While some good directors never quite "get it," it took Guillermo Del Toro only one misfire -- the icky, slow-paced "Blade 2" -- to get the whole comic-book adaptation thing right.
In fact, just about everything is right with "Hellboy" -- Del Toro crafted an action blockbuster with a grimy, slimy cult-movie feel and a quirky sense of humor. It's graced with excellent acting, spectacular action scenes, and the trappings of clockpunk and Lovecraftian horror -- not to mention that it stars a six-foot-tall scarlet demon with a soft spot for kittens.
In 1944, young Professor Broom accompanied an army regiment to a remote Scottish island, where the Nazis -- led by Rasputin -- were about to open a portal to another world, and allow the vast tentacled Ogru Jahad (Seven Gods of Chaos) to enter our world. Rasputin and the Nazis were destroyed, but something came through the portal -- a baby demon, whom Broom names Hellboy.
Fast-forward sixty years -- a grown Hellboy (Ron Perlman) and his fishy friend Abe (Doug Jones) are working at a paranormal government agency that specializes in policing the supernatural, with the weirded-out Agent Myers (Rupert Evans) just joining the team. Soon afterwards, Hellboy is called on to kill Sammael the Hellhound -- but it turns out that Sammael can replicate himself indefinitely.
As Hellboy and his team try to hunt down the remaining Sammaels, the dying Professor Broom (John Hurt) finds that a revived Rasputin and his immortal Nazi followers have orchestrated all this. And Rasputin is continuing to pull the strings behind the scenes -- including using Hellboy's love Liz (Selma Blair), a depressed pyrokinetic. And when Hellboy suffers a devastating loss, his journey will take him right back to his roots -- and the potential destruction of the world.
Watching "Hellboy," it's easy to see how Guillermo Del Toro because world-famous for the exquisitely dark "Pan's Labyrinth," and why he's been chosen to direct the forthcoming "Hobbit" movies. This adaptation could have just been another paint-by-numbers comic-book story, but Del Toro gives it the kind of grime, quirk, brains and heart that a lasting cult movie should have.
Part of that cult appeal is "Hellboy's" distinctive look, with Lovecraftian tentacle-gods and some steampunky details. And the action scenes are pretty spectacular -- trains, slimy hellhounds, sword-swinging Nazis with chopped-up faces, giant clock cogs, and a fiery explosion in a mental asylum. And there are some truly spectacular action scenes in a vast underground labyrinth, full of ancient hammers and collapsing bridges. There's just enough action and grossness, without going overboard.
But Del Toro is able to balance out the action with some truly touching moments, such as the aged Broom's final scenes in his firelit study.
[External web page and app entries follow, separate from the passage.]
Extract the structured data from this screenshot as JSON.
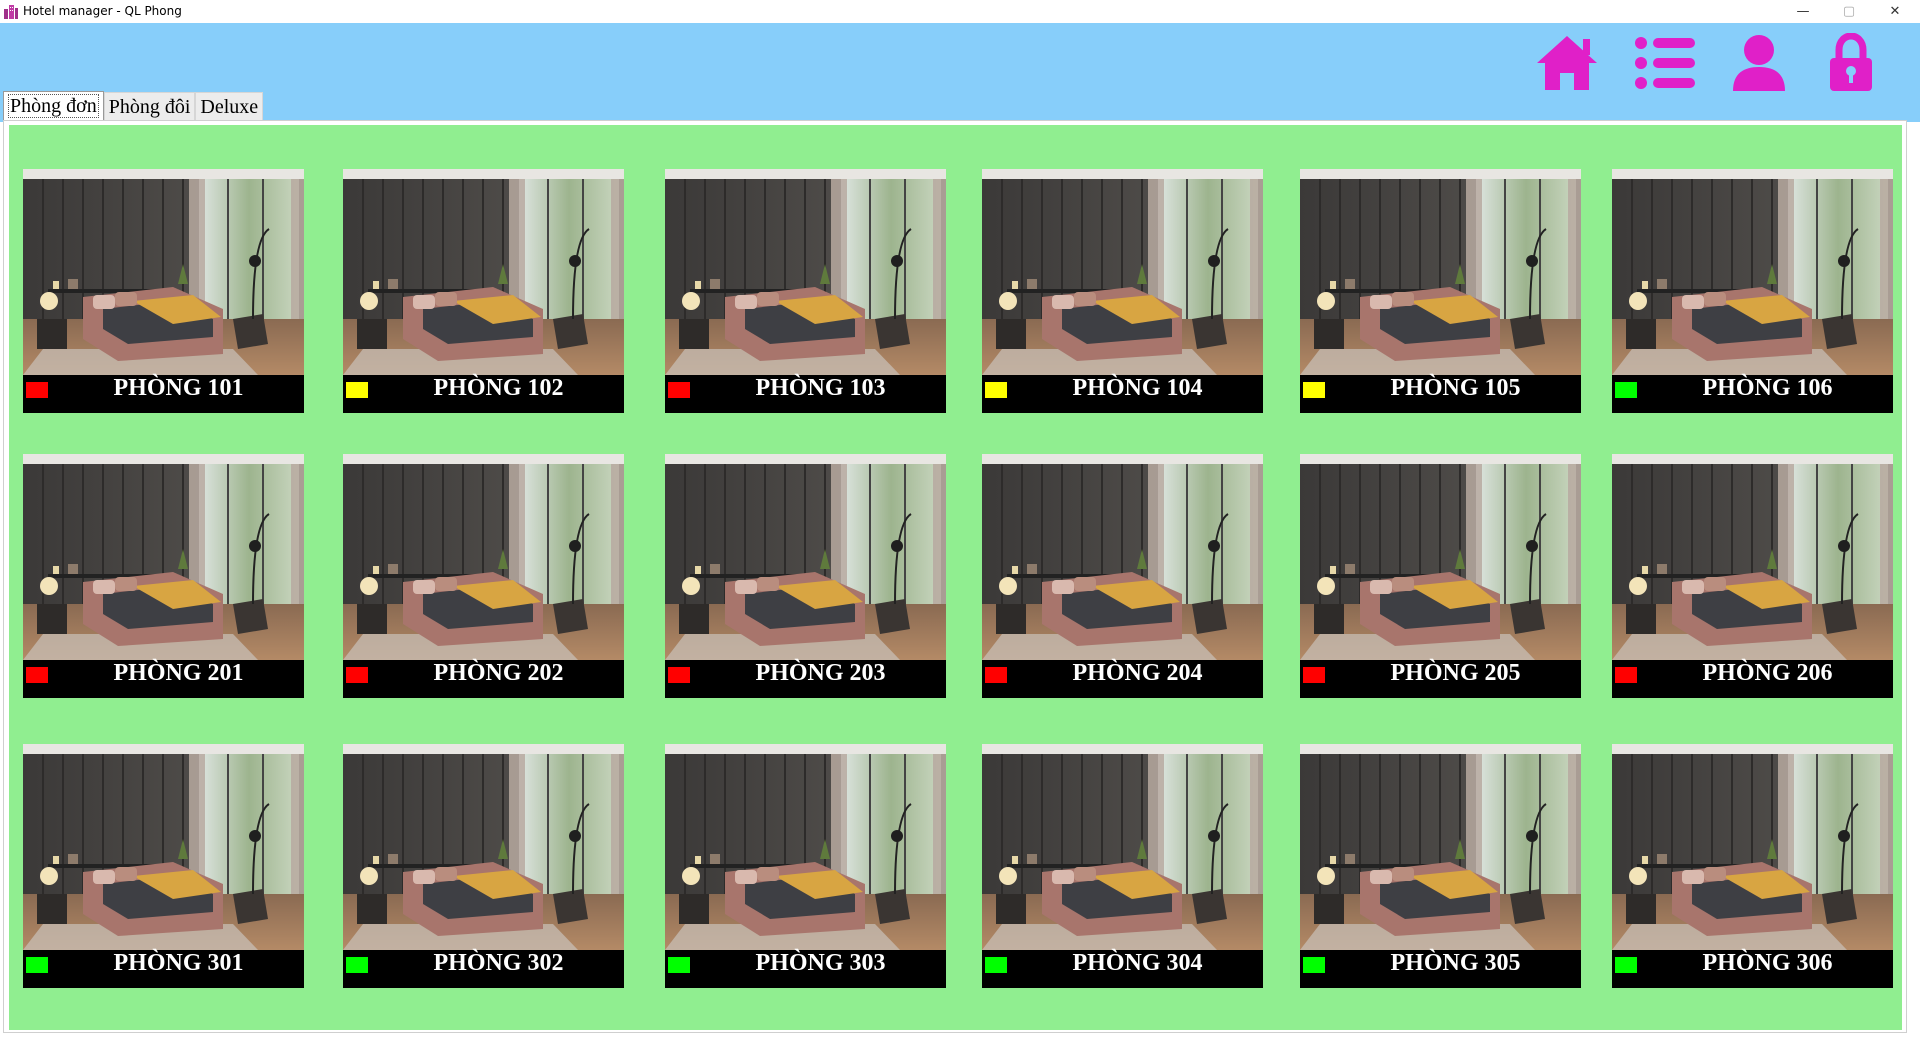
{
  "window": {
    "title": "Hotel manager - QL Phong",
    "minimize": "—",
    "maximize": "▢",
    "close": "✕"
  },
  "header": {
    "icon_color": "#e020c8",
    "background": "#87cefa",
    "icons": [
      "home-icon",
      "list-icon",
      "user-icon",
      "lock-icon"
    ]
  },
  "tabs": [
    {
      "label": "Phòng đơn",
      "active": true
    },
    {
      "label": "Phòng đôi",
      "active": false
    },
    {
      "label": "Deluxe",
      "active": false
    }
  ],
  "status_colors": {
    "occupied": "#ff0000",
    "reserved": "#ffff00",
    "available": "#00ff00"
  },
  "rooms": [
    {
      "name": "PHÒNG 101",
      "status": "occupied"
    },
    {
      "name": "PHÒNG 102",
      "status": "reserved"
    },
    {
      "name": "PHÒNG 103",
      "status": "occupied"
    },
    {
      "name": "PHÒNG 104",
      "status": "reserved"
    },
    {
      "name": "PHÒNG 105",
      "status": "reserved"
    },
    {
      "name": "PHÒNG 106",
      "status": "available"
    },
    {
      "name": "PHÒNG 201",
      "status": "occupied"
    },
    {
      "name": "PHÒNG 202",
      "status": "occupied"
    },
    {
      "name": "PHÒNG 203",
      "status": "occupied"
    },
    {
      "name": "PHÒNG 204",
      "status": "occupied"
    },
    {
      "name": "PHÒNG 205",
      "status": "occupied"
    },
    {
      "name": "PHÒNG 206",
      "status": "occupied"
    },
    {
      "name": "PHÒNG 301",
      "status": "available"
    },
    {
      "name": "PHÒNG 302",
      "status": "available"
    },
    {
      "name": "PHÒNG 303",
      "status": "available"
    },
    {
      "name": "PHÒNG 304",
      "status": "available"
    },
    {
      "name": "PHÒNG 305",
      "status": "available"
    },
    {
      "name": "PHÒNG 306",
      "status": "available"
    }
  ]
}
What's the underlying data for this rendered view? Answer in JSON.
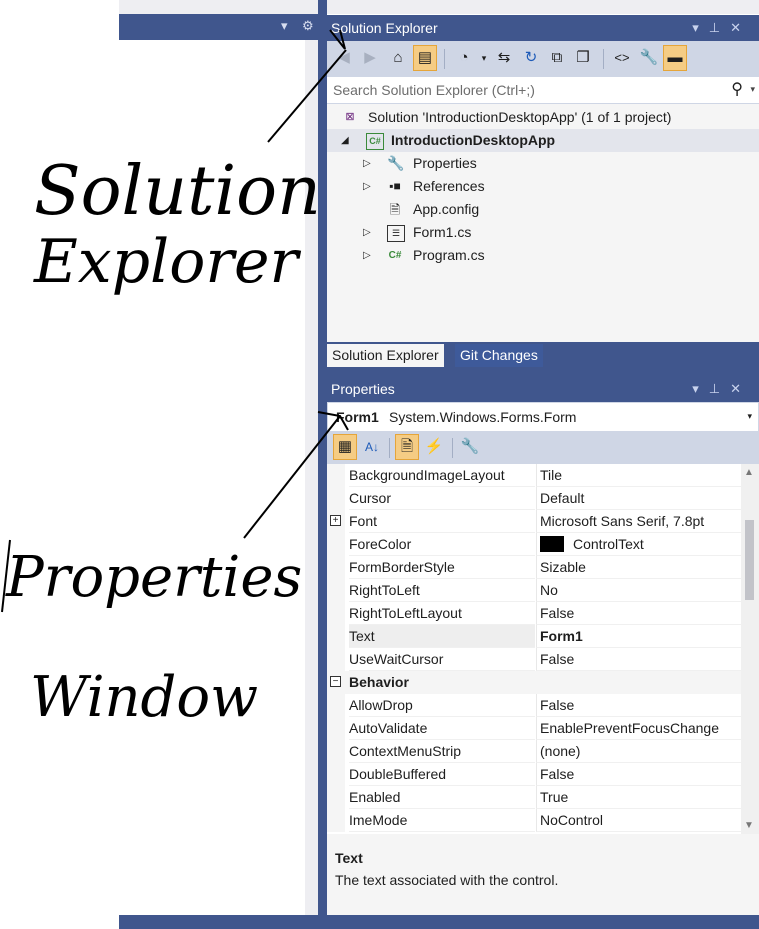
{
  "solution_explorer": {
    "title": "Solution Explorer",
    "header_icons": [
      "dropdown-arrow",
      "pin",
      "close"
    ],
    "search_placeholder": "Search Solution Explorer (Ctrl+;)",
    "tree": [
      {
        "label": "Solution 'IntroductionDesktopApp' (1 of 1 project)",
        "icon": "vs-solution-icon",
        "level": 0,
        "expander": "none"
      },
      {
        "label": "IntroductionDesktopApp",
        "icon": "csharp-project-icon",
        "level": 1,
        "expander": "expanded",
        "bold": true,
        "selected": true
      },
      {
        "label": "Properties",
        "icon": "wrench-icon",
        "level": 2,
        "expander": "collapsed"
      },
      {
        "label": "References",
        "icon": "references-icon",
        "level": 2,
        "expander": "collapsed"
      },
      {
        "label": "App.config",
        "icon": "config-file-icon",
        "level": 2,
        "expander": "none"
      },
      {
        "label": "Form1.cs",
        "icon": "form-icon",
        "level": 2,
        "expander": "collapsed"
      },
      {
        "label": "Program.cs",
        "icon": "csharp-file-icon",
        "level": 2,
        "expander": "collapsed"
      }
    ],
    "tabs": [
      {
        "label": "Solution Explorer",
        "active": true
      },
      {
        "label": "Git Changes",
        "active": false
      }
    ]
  },
  "properties": {
    "title": "Properties",
    "object_name": "Form1",
    "object_type": "System.Windows.Forms.Form",
    "rows": [
      {
        "name": "BackgroundImageLayout",
        "value": "Tile"
      },
      {
        "name": "Cursor",
        "value": "Default"
      },
      {
        "name": "Font",
        "value": "Microsoft Sans Serif, 7.8pt",
        "expandable": true
      },
      {
        "name": "ForeColor",
        "value": "ControlText",
        "swatch": "#000000"
      },
      {
        "name": "FormBorderStyle",
        "value": "Sizable"
      },
      {
        "name": "RightToLeft",
        "value": "No"
      },
      {
        "name": "RightToLeftLayout",
        "value": "False"
      },
      {
        "name": "Text",
        "value": "Form1",
        "bold_value": true,
        "selected": true
      },
      {
        "name": "UseWaitCursor",
        "value": "False"
      },
      {
        "name": "Behavior",
        "category": true
      },
      {
        "name": "AllowDrop",
        "value": "False"
      },
      {
        "name": "AutoValidate",
        "value": "EnablePreventFocusChange"
      },
      {
        "name": "ContextMenuStrip",
        "value": "(none)"
      },
      {
        "name": "DoubleBuffered",
        "value": "False"
      },
      {
        "name": "Enabled",
        "value": "True"
      },
      {
        "name": "ImeMode",
        "value": "NoControl"
      }
    ],
    "description_title": "Text",
    "description_text": "The text associated with the control."
  },
  "annotations": {
    "solution_explorer_label": [
      "Solution",
      "Explorer"
    ],
    "properties_label": [
      "Properties",
      "Window"
    ]
  },
  "colors": {
    "vs_blue": "#40568d",
    "toolbar": "#cfd6e5",
    "selection": "#f5cc84"
  }
}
And there's a lot of dark humor here as well -- and not all of it is Hellboy's dry one-liners. The movie is liberally peppered with dark humor moments ("1945, you mean. Hitler died in '45." "DID he now?"), including some hilariously macabre scenes involving a bad-tempered Russian zombie ("This is Ivan Klimatovich. Say hi, Ivan." "Go that way, Red Monkey!").
Most importantly, Del Toro is able to give his characters little human quirks -- hair plugs, love of cats, and Hellboy sanding down his horns in the morning. Perlman is simply amazing as "Red," whose gruff scarlet exterior hides a kindly, affectionate heart. Not many actors could emote through that many prosthetics (including a very lifelike tail), but Perlman makes it look natural.
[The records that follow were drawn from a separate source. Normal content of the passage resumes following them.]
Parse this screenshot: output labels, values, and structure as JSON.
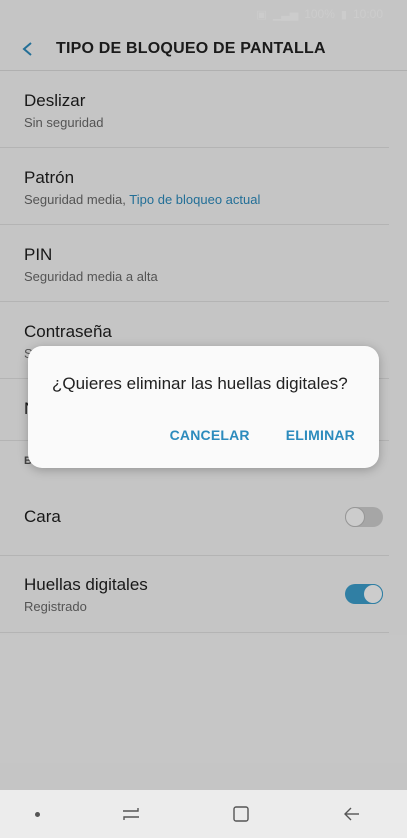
{
  "status_bar": {
    "battery_pct": "100%",
    "time": "10:00"
  },
  "header": {
    "title": "TIPO DE BLOQUEO DE PANTALLA"
  },
  "options": [
    {
      "title": "Deslizar",
      "subtitle": "Sin seguridad"
    },
    {
      "title": "Patrón",
      "subtitle": "Seguridad media,",
      "subtitle_accent": "Tipo de bloqueo actual"
    },
    {
      "title": "PIN",
      "subtitle": "Seguridad media a alta"
    },
    {
      "title": "Contraseña",
      "subtitle": "S"
    }
  ],
  "partial_row": {
    "title": "N"
  },
  "section": {
    "label": "B"
  },
  "biometrics": [
    {
      "title": "Cara",
      "subtitle": "",
      "toggle": "off"
    },
    {
      "title": "Huellas digitales",
      "subtitle": "Registrado",
      "toggle": "on"
    }
  ],
  "dialog": {
    "message": "¿Quieres eliminar las huellas digitales?",
    "cancel_label": "CANCELAR",
    "confirm_label": "ELIMINAR"
  },
  "colors": {
    "accent": "#2c8bbd",
    "toggle_on": "#3c9fcd"
  }
}
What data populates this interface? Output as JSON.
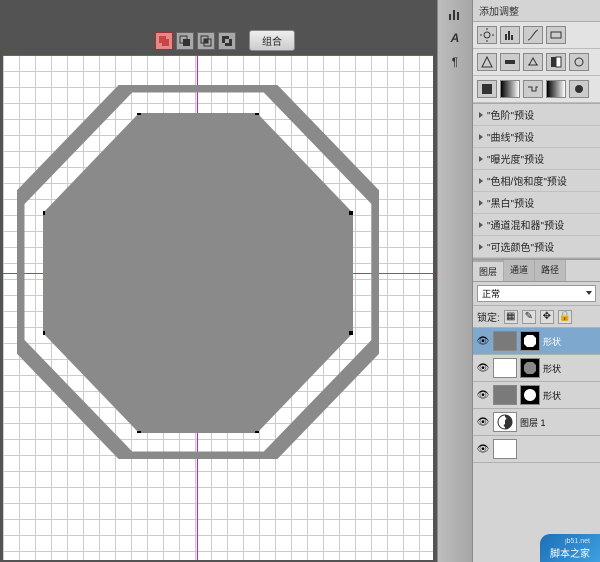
{
  "toolbar": {
    "combine_label": "组合"
  },
  "side_icons": [
    "histogram",
    "A",
    "paragraph"
  ],
  "adjustments": {
    "title": "添加调整",
    "presets": [
      "\"色阶\"预设",
      "\"曲线\"预设",
      "\"曝光度\"预设",
      "\"色相/饱和度\"预设",
      "\"黑白\"预设",
      "\"通道混和器\"预设",
      "\"可选颜色\"预设"
    ]
  },
  "panel_tabs": [
    "图层",
    "通道",
    "路径"
  ],
  "blend_mode": "正常",
  "lock_label": "锁定:",
  "layers": [
    {
      "name": "形状",
      "shape": "oct",
      "selected": true
    },
    {
      "name": "形状",
      "shape": "oct",
      "selected": false
    },
    {
      "name": "形状",
      "shape": "circ",
      "selected": false
    },
    {
      "name": "图层 1",
      "shape": "yy",
      "selected": false
    },
    {
      "name": "",
      "shape": "none",
      "selected": false
    }
  ],
  "footer": {
    "url": "jb51.net",
    "text": "脚本之家"
  }
}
Though he's playing a ninetyish old professor, Hurt plays his role with a quiet, powerful sense of goodness. Jones and Evans also do excellent jobs, one as an erudite psychic fish-man ("We lead a charmed life," he observes as cockroaches skitter around him) and an earnest young agent. Selma Blair is the one downside -- she sort of mumbles in a monotone most of the time.
"Hellboy" is one of the best comic-book adaptations that Hollywood has turned out, primarily because of the darker, eerier aesthetic Guillermo Del Toro brings to it. Definitely a must-see.